Aim of the task: Please show every line in the entries below that includes the word "index".

____ Source records

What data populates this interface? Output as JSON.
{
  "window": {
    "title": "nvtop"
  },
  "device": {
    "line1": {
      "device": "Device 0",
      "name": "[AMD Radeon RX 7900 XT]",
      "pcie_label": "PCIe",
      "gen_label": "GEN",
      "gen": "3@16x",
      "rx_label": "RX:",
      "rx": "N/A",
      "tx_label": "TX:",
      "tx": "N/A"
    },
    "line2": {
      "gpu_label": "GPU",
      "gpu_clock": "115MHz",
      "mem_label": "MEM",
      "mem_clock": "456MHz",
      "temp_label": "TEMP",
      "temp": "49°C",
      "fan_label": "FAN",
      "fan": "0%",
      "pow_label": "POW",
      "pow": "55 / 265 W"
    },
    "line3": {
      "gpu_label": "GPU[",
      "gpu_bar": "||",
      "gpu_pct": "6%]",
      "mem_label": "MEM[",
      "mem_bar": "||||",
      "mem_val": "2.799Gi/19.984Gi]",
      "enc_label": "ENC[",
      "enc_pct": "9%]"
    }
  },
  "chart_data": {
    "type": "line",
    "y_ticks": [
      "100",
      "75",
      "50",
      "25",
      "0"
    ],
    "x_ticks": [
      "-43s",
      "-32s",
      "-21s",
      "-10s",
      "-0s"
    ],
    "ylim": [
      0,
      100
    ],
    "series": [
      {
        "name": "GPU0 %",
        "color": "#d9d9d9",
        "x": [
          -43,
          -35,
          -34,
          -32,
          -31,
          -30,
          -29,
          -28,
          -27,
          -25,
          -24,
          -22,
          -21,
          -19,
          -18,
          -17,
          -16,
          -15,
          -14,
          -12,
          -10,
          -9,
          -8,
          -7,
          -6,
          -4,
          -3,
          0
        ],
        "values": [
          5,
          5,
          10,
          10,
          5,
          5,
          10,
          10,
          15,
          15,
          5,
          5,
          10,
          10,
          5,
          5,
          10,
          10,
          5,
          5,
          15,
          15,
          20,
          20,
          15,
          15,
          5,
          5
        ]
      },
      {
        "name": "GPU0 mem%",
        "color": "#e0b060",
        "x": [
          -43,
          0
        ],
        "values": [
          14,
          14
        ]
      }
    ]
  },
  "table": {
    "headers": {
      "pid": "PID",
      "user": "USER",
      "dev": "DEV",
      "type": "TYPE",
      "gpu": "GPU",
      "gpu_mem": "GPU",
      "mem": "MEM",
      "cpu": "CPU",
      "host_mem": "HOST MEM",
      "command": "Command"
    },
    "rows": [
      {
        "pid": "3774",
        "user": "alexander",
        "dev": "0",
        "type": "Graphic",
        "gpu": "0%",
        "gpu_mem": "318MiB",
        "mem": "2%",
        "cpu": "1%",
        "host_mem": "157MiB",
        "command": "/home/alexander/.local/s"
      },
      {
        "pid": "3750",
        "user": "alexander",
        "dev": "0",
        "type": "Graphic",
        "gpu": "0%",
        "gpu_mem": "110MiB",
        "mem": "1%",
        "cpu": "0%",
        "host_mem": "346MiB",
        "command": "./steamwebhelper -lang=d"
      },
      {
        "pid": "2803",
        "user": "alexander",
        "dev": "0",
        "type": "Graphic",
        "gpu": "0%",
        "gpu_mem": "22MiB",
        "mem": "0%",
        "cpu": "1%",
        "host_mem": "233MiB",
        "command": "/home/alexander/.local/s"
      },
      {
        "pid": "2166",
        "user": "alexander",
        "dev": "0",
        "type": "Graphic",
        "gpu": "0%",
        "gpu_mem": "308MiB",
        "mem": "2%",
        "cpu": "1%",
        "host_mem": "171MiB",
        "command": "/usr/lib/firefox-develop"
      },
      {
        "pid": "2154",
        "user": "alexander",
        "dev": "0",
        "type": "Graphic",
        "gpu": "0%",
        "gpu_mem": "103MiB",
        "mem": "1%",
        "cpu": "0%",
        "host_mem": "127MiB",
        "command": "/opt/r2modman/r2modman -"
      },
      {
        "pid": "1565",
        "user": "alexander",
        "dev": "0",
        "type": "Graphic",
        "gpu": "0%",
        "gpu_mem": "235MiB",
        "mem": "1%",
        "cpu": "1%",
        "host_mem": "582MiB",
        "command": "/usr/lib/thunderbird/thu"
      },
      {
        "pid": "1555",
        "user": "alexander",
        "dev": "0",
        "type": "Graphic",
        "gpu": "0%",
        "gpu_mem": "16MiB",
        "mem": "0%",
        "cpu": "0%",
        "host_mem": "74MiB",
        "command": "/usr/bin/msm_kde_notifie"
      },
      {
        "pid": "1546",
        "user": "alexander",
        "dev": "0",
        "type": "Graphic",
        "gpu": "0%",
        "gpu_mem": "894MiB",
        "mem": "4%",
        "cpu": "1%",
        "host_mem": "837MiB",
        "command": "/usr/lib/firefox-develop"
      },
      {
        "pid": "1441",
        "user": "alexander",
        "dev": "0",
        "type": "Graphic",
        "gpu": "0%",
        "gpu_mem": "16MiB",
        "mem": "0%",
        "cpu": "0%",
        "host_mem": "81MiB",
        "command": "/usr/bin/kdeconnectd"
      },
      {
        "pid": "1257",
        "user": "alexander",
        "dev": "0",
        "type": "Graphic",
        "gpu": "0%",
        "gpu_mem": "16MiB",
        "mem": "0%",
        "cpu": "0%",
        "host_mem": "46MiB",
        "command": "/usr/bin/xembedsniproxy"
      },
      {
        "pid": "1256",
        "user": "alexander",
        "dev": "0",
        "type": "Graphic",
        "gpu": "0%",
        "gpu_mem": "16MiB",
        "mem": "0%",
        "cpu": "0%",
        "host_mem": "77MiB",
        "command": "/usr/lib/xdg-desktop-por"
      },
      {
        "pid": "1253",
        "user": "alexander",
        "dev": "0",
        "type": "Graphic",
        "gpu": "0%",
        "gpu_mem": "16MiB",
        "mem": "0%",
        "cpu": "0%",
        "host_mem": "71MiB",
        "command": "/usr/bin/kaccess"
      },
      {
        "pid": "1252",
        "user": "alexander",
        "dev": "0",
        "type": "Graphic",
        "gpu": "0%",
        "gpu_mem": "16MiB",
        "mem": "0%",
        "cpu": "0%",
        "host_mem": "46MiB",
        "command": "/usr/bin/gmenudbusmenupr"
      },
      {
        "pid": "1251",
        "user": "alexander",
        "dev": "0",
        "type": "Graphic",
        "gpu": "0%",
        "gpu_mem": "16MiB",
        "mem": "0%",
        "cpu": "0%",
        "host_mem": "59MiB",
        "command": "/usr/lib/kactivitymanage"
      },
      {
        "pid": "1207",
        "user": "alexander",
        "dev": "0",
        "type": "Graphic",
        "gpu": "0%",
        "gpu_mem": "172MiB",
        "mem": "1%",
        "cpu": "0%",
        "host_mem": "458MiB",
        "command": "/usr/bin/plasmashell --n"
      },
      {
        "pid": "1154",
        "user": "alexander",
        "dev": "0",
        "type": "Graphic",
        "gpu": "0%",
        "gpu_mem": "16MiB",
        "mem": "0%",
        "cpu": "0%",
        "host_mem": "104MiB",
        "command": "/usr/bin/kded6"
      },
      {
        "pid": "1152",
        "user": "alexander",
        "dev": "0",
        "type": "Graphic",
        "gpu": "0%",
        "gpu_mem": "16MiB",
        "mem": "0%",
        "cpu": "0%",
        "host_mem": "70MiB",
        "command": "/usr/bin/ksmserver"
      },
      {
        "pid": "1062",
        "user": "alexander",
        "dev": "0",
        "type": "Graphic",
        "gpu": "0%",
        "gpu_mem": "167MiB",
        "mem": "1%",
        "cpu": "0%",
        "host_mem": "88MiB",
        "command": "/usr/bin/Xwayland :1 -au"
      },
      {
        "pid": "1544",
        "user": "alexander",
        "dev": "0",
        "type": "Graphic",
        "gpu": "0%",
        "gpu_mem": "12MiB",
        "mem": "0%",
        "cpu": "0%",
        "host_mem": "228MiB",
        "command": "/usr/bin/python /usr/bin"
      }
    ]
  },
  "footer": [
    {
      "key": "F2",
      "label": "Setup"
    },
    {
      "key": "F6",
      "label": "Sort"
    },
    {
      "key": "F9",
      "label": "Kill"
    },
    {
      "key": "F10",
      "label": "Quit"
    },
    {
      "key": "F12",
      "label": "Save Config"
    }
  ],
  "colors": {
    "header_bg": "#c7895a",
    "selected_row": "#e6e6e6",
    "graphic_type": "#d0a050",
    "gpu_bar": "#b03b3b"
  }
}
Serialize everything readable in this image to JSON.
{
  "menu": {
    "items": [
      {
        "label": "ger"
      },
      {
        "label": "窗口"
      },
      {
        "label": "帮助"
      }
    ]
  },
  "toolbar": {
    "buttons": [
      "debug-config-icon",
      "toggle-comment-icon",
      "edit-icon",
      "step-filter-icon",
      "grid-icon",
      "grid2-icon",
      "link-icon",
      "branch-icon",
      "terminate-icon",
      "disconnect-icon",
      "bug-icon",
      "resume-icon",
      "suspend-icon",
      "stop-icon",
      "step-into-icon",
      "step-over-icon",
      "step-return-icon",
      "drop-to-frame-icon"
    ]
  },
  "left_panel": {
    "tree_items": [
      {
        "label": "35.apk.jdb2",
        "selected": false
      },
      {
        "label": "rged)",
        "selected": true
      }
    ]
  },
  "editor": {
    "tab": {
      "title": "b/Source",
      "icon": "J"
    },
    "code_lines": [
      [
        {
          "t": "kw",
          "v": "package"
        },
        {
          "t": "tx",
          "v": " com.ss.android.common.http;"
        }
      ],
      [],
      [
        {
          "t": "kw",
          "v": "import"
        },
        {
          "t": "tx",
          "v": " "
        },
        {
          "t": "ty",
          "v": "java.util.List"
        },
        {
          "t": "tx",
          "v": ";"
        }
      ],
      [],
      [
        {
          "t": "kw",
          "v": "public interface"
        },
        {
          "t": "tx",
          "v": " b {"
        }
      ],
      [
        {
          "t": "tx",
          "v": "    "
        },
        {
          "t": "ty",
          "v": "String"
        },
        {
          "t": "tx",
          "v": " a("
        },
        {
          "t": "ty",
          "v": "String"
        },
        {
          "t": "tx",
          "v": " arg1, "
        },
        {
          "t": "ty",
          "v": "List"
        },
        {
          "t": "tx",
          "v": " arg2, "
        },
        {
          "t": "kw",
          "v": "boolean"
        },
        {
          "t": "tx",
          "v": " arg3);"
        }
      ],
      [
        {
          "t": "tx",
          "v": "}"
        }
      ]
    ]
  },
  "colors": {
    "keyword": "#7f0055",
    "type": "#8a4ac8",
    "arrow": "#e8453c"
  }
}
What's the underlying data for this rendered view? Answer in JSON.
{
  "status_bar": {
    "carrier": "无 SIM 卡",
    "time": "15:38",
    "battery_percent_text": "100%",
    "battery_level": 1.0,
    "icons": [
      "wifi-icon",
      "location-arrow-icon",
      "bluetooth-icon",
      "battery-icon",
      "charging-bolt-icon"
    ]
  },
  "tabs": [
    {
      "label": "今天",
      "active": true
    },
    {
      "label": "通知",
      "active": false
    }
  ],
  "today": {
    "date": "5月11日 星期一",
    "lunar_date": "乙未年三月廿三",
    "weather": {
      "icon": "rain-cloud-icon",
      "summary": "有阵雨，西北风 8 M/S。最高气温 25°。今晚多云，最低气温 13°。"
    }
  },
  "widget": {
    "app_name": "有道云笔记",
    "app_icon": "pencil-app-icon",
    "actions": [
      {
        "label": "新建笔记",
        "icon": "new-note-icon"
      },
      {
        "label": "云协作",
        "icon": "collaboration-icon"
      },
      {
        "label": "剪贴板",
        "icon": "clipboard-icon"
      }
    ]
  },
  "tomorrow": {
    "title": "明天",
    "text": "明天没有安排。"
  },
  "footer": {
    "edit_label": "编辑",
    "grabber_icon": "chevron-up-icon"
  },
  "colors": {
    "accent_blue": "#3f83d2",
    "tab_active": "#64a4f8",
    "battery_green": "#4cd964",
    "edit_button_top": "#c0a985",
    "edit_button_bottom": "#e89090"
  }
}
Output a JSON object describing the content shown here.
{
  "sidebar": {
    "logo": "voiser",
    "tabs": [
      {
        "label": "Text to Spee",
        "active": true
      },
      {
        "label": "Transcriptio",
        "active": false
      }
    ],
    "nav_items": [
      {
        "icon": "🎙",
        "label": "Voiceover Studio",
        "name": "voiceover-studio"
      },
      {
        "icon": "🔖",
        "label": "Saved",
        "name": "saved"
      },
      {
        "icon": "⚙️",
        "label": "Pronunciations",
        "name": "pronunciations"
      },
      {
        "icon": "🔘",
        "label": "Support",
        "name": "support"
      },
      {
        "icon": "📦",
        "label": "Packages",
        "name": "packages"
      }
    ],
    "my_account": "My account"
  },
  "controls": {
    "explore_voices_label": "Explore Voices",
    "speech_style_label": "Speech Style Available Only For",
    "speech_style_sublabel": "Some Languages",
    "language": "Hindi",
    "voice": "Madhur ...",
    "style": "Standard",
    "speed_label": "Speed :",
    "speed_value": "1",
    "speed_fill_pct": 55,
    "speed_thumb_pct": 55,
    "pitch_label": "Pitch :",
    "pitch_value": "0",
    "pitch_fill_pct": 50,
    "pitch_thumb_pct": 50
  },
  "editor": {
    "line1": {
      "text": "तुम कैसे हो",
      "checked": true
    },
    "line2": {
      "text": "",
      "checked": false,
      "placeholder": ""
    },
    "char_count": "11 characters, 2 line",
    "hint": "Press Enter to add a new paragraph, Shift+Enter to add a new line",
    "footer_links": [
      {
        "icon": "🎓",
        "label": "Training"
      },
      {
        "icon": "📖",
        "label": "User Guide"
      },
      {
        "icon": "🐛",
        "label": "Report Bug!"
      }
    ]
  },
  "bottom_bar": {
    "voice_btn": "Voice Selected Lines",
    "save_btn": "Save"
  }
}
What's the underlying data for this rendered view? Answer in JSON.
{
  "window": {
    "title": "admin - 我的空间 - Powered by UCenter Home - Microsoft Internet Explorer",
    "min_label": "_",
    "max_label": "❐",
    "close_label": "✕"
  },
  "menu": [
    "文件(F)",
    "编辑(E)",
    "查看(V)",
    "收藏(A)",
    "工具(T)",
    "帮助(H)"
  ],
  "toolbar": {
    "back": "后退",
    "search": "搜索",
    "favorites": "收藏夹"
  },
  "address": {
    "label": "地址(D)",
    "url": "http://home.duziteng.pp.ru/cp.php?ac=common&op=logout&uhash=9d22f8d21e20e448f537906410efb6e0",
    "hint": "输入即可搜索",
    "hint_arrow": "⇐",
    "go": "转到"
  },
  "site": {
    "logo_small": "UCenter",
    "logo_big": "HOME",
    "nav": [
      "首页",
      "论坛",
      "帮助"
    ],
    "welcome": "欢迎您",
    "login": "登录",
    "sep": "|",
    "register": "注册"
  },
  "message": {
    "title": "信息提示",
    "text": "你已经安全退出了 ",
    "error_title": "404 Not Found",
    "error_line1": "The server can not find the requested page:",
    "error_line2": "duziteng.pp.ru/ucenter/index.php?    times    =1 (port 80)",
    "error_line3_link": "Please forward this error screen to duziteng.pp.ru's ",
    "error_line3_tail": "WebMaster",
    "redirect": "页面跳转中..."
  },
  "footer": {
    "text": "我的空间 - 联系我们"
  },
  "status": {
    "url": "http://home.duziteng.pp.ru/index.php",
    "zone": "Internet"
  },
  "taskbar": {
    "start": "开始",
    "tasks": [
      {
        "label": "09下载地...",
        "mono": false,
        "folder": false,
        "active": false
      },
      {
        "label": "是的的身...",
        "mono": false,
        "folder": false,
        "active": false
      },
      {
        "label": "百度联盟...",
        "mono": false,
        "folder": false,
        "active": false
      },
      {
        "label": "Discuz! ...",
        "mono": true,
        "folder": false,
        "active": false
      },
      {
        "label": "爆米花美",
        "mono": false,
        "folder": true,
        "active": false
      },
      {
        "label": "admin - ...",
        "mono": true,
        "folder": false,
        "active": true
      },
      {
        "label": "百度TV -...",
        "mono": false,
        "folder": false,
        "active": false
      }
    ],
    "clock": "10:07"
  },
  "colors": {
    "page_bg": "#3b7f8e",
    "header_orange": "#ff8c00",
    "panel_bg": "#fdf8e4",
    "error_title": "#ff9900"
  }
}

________

The answer:
    "error_line2": "duziteng.pp.ru/ucenter/index.php?    times    =1 (port 80)",
    "url": "http://home.duziteng.pp.ru/index.php",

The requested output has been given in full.